Myocardial infarction elevates endoplasmic reticulum stress and protein aggregation in heart as well as brain

Mol Cell Biochem. 2023 Nov 3. doi: 10.1007/s11010-023-04856-3. Online ahead of print.


Cardiovascular diseases, including myocardial infarction (MI), constitute the leading cause of morbidity and mortality worldwide. Protein-aggregate deposition is a hallmark of aging and neurodegeneration. Our previous study reported that aggregation is strikingly elevated in hearts of hypertensive and aged mice; however, no prior study has addressed MI effects on aggregation in heart or brain. Here, we present novel data on heart and brain aggregation in mice following experimental MI, induced by left coronary artery (LCA) ligation. Infarcted and peri-infarcted heart tissue, and whole cerebra, were isolated from mice at sacrifice, 7 days following LCA ligation. Sham-MI mice (identical surgery without ligation) served as controls. We purified detergent-insoluble aggregates from these tissues, and quantified key protein constituents by high-resolution mass spectrometry (LC-MS/MS). Infarct heart tissue had 2.5- to 10-fold more aggregates than non-infarct or sham-MI heart tissue (each P = 0.001). Protein constituents from MI cerebral aggregates overlapped substantially with those from human Alzheimer's disease brain. Prior injection of mice with mesenchymal stem cell (MSC) exosomes, shown to limit infarct size after LCA ligation, reduced cardiac aggregation ~ 60%, and attenuated markers of endoplasmic reticulum (ER) stress in heart and brain (GRP78, ATF6, P-PERK) by 50-75%. MI also elevated aggregate constituents enriched in Alzheimer's disease (AD) aggregates, such as proteasomal subunits, heat-shock proteins, complement C3, clusterin/ApoJ, and other apolipoproteins. These data provide novel evidence that aggregation is elevated in mouse hearts and brains after myocardial ischemia, leading to cognitive impairment resembling AD, but can be attenuated by exosomes or drug (CDN1163) interventions that oppose ER stress.
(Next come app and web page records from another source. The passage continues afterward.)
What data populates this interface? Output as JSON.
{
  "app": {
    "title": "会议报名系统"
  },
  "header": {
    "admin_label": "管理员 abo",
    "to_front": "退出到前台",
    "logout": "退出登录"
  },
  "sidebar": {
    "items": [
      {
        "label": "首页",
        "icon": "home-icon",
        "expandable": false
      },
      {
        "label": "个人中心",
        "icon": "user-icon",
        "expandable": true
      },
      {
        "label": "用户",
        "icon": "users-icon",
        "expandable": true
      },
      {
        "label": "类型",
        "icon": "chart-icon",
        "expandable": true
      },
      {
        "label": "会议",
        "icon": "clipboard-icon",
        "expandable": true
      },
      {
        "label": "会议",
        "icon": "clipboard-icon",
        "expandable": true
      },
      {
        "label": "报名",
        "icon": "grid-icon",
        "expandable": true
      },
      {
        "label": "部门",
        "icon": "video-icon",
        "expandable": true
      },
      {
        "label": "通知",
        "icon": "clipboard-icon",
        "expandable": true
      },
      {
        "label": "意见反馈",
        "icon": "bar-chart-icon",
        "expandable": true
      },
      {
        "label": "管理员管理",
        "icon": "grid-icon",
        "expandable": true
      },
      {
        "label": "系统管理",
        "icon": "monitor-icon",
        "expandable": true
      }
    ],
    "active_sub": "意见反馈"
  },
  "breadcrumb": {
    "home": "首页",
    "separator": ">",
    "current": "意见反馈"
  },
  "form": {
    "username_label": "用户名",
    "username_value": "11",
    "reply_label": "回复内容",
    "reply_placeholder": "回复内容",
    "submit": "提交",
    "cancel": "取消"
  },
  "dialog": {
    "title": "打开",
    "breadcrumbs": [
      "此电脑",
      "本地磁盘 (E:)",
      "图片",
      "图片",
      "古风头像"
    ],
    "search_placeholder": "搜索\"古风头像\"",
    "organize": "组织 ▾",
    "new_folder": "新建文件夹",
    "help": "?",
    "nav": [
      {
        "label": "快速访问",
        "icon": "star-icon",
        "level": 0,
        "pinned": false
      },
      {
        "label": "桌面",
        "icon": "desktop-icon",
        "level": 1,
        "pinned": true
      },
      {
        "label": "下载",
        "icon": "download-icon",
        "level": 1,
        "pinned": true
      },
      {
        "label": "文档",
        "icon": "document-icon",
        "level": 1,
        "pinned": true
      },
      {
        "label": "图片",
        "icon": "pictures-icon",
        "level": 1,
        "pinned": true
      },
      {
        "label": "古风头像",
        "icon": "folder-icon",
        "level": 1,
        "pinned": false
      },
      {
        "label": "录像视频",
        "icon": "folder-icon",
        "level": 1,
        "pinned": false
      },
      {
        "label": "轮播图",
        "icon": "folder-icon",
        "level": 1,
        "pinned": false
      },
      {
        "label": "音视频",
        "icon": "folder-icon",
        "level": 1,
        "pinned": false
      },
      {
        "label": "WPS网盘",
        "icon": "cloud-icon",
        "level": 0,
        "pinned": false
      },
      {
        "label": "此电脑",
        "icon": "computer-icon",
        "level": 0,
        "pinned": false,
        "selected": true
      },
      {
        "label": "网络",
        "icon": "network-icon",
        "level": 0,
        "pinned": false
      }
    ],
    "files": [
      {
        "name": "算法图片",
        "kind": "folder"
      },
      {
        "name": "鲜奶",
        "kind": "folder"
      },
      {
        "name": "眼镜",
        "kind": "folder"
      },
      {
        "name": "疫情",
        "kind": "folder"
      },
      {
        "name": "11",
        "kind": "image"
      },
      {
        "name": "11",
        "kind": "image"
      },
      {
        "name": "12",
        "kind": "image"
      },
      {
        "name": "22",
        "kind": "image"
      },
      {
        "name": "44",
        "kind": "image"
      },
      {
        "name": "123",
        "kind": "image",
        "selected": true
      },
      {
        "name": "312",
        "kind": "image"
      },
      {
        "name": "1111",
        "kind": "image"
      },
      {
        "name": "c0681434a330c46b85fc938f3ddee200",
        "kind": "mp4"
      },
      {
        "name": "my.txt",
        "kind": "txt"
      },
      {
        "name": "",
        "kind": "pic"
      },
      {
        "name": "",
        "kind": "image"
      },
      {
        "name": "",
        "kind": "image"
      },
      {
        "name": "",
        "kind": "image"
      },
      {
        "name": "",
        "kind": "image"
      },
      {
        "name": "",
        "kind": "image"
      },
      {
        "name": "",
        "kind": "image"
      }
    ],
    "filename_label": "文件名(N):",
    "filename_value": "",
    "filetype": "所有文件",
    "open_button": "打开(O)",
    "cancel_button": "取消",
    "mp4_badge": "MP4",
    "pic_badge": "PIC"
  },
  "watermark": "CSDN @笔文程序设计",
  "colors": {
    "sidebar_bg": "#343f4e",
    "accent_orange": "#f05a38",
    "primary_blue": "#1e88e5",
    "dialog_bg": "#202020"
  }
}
Keywords: Aging; Alzheimer’s disease; Endoplasmic reticulum stress (ER stress); Exosomes; Hypoxia; Myocardial infarction (MI); Protein aggregation.